Friday, December 18, 2009

What more could I pray for for a loved one?

From the spouse of a patient. This hit home to me in that my mother died several years ago of a similar injury while on this anticoagulant. Although we didn't have a harpist while we awaited her death at New York-Presbyterian, we had a similar experience with marvelously caring staff. We, too, were grateful.

C's fall early in the morning was unwitnessed so I cannot say whether a dizzy spell or loss of balance caused it. He hit his head very hard against a sheetrock wall and the Coumadin regime proceeded silently to steal him away from me. The final 24 hours arrived with shocking suddenness. C was restless in bed and within fifteen minutes his eyes closed and he was unresponsive. The emergency crew arrived minutes after. From home to [the local hospital]; then by helicopter to Beth Israel Deaconess, arriving there around 9:30. I had to crawl my way through Boston commuter traffic and arrived at C's bedside at 11:00am. From that point forward the end was known, and I kept a vigil with my beloved until his passing around 2:45am the next morning.

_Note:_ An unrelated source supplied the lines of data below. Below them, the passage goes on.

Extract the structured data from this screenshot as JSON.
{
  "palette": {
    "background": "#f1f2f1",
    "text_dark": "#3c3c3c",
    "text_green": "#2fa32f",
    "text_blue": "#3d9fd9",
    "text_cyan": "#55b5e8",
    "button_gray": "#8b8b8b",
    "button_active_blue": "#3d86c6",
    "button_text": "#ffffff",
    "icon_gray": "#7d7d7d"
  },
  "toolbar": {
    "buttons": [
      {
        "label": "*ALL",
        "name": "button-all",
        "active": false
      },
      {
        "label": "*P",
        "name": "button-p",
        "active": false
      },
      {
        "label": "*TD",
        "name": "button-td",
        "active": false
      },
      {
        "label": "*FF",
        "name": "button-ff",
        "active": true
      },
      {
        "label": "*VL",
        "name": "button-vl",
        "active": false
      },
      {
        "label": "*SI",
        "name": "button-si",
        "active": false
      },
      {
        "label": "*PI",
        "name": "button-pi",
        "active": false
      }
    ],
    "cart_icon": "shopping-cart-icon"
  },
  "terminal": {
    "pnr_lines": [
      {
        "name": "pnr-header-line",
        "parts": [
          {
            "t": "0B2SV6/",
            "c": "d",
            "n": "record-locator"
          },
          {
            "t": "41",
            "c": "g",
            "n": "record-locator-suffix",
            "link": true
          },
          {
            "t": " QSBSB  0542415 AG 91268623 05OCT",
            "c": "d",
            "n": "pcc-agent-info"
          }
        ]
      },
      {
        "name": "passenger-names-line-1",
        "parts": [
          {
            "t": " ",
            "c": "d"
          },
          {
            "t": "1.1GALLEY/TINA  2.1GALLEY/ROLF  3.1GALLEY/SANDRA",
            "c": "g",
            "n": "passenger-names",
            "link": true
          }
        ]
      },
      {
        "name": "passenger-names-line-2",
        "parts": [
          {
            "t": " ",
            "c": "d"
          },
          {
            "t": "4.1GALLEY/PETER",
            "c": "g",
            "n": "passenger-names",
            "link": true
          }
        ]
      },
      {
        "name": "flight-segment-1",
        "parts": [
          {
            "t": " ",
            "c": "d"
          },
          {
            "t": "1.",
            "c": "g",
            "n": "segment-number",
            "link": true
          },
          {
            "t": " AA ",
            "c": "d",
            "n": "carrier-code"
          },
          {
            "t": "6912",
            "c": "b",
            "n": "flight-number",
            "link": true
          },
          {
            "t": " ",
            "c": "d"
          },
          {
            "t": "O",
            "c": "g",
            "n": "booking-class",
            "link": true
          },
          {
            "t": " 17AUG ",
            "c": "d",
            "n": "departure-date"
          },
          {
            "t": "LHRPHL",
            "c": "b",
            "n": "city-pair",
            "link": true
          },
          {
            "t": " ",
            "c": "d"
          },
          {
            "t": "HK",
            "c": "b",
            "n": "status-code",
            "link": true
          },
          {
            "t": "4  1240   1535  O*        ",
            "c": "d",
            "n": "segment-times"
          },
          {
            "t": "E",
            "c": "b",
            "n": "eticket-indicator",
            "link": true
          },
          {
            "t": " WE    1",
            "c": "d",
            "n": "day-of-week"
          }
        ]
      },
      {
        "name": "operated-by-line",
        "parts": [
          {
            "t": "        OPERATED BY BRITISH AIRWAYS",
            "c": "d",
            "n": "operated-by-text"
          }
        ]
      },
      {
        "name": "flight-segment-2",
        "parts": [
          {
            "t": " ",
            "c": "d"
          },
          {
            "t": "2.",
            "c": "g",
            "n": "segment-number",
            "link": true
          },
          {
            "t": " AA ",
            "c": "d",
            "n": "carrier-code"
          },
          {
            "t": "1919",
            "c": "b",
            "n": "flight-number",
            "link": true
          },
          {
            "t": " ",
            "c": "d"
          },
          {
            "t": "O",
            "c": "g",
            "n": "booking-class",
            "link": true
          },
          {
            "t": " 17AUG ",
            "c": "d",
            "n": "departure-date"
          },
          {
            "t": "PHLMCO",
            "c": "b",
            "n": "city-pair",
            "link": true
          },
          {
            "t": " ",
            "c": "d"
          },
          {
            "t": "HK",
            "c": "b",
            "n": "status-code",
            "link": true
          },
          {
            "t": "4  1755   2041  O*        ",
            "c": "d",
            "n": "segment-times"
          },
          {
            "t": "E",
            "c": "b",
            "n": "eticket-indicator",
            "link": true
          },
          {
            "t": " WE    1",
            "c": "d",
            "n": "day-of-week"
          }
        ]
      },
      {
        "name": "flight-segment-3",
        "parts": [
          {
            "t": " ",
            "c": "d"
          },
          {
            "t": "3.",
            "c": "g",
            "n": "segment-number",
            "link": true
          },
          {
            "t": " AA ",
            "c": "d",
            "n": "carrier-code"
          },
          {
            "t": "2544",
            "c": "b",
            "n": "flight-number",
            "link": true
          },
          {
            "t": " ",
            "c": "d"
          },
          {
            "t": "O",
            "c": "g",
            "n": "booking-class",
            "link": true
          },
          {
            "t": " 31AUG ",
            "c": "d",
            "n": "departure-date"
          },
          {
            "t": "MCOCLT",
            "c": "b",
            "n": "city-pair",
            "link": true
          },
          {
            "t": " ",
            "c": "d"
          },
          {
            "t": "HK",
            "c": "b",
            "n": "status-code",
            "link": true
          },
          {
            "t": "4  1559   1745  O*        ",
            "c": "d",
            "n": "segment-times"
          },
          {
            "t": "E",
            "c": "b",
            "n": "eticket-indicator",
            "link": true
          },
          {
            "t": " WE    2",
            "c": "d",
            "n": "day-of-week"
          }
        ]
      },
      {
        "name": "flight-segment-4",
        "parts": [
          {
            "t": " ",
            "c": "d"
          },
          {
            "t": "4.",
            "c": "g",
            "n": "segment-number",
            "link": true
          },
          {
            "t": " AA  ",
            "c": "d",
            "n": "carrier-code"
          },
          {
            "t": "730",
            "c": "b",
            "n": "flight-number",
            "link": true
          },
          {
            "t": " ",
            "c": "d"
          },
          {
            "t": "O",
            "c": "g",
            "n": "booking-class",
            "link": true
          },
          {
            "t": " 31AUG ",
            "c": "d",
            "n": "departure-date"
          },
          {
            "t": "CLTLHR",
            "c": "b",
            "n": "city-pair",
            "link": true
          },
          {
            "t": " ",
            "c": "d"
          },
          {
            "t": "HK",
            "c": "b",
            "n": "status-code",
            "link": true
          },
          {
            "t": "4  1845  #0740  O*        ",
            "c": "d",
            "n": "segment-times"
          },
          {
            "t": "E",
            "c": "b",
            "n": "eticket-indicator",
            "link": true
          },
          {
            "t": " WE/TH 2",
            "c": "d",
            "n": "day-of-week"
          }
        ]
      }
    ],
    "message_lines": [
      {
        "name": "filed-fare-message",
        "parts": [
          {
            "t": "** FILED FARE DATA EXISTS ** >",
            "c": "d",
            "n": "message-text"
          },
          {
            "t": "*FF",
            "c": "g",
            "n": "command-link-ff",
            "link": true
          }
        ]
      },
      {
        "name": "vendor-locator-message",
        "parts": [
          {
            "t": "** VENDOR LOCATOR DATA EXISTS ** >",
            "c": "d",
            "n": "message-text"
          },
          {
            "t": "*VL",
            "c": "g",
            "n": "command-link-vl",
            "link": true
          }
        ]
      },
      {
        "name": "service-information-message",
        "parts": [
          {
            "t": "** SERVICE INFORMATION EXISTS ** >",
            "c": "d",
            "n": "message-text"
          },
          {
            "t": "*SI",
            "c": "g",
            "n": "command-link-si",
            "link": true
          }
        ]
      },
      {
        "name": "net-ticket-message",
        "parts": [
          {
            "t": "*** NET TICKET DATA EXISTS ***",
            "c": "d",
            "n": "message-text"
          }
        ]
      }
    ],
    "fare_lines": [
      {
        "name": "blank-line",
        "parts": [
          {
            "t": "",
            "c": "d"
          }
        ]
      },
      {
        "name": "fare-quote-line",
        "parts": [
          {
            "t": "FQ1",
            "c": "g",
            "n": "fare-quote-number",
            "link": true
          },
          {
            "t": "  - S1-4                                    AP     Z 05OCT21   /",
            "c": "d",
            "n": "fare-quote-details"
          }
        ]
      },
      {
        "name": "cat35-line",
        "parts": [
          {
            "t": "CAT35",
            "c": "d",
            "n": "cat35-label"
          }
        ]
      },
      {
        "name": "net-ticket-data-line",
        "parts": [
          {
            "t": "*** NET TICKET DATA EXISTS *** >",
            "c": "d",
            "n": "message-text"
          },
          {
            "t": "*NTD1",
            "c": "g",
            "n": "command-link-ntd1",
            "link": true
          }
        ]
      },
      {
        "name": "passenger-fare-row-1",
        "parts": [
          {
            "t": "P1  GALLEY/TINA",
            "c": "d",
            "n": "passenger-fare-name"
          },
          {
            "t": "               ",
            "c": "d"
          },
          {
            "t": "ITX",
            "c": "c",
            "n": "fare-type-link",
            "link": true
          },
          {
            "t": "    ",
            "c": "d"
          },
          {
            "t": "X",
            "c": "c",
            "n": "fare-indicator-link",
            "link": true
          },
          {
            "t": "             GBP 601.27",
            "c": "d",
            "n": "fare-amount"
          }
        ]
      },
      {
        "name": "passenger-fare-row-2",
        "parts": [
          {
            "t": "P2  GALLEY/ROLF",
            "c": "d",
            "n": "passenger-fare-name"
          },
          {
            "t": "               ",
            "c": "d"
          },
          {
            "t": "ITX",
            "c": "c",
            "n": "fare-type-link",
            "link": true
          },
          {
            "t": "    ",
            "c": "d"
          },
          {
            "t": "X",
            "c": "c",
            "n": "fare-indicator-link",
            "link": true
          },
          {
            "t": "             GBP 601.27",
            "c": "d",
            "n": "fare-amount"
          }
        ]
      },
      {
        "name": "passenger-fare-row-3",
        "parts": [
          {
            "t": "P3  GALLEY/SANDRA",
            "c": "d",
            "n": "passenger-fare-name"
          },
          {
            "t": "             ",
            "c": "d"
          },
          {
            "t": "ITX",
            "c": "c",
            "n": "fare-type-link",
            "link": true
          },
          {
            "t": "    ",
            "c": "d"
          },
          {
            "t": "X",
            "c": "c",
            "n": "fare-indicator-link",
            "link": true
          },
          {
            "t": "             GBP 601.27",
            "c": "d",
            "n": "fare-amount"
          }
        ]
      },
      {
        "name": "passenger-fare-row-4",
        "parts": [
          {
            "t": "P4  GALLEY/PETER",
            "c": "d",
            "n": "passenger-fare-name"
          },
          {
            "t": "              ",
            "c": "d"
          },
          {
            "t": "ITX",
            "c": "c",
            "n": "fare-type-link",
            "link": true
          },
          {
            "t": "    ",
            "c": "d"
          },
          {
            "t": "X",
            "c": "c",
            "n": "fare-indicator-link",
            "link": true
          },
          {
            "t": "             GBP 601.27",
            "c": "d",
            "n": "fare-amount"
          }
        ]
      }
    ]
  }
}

The staff at Beth Israel Deaconess were wonderful. Every possible comfort was provided for C and me, including a harpist in our private sanctuary/room. She is a social worker and very gifted on the Celtic harp. C loved good music and after a half hour or so of beautiful selections C's breathing settled into a more accepting rhythm. Given the givers, it became a fairly stressfree death. What more could I pray for for a loved one?

A short video of our harpist follows. If you cannot view the embedded video here, you can follow this link to see it on YouTube.


Albert Maruggi said...

this story reminded me of the short, but peaceful time I had with my 83 year old aunt at St. Joe's hospital in St. Paul, MN. After a Pontin Stoke and other complications, we gave her over to a caring staff and the will of God.

The two and half days gave me time to reflect about Aging the opportunity of a lifetime

Thank you BIDMC for having the soul to care for patients like C in this post.

Paul Levy said...

Transferred from Facebook:

Julia: Coming upon Nancy and her harp anywhere in the hospital is a blessing for which I never fail to be grateful. Thank you for making this a regular part of our caring environment.

Jessica: I ran into that harp at a "meeting" at the hospital once.

Sagar: My wife happened to visit BI once and fortunately listened to the harp. She was mesmerized and thanked Nancy for the wonderful act she was doing.

Juliana: I'm walking through the lobby, and there she was, playing the harp. I stood there and smiled listening and feeling so good. Oh the calmness.........